Search the records that follow and extract every line containing the string "title".

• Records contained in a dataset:
*****
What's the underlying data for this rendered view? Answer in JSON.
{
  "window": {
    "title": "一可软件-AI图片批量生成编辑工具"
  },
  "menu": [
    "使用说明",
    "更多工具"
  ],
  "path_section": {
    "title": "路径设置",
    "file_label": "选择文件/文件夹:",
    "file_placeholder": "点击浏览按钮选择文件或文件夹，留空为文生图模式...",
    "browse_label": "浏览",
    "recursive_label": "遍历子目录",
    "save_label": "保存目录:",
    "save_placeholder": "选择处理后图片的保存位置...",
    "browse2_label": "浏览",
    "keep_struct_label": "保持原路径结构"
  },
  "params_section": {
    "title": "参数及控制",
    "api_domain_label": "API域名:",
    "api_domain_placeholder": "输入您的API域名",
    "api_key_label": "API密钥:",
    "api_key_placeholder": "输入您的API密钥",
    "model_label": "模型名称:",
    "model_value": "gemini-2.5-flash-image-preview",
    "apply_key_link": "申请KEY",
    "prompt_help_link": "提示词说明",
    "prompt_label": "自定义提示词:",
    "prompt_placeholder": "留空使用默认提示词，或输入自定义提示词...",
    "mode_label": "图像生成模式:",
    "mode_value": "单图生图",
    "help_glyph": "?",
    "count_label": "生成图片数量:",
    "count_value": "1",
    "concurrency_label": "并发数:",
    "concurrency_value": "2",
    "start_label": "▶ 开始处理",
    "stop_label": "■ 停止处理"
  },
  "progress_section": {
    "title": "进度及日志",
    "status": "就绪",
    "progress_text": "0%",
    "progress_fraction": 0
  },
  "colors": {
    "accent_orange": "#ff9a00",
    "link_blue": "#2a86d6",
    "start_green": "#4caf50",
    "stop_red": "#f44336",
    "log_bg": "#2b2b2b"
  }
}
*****
• EXPECTED OUTPUT:
    "title": "一可软件-AI图片批量生成编辑工具"
    "title": "路径设置",
    "title": "参数及控制",
    "title": "进度及日志",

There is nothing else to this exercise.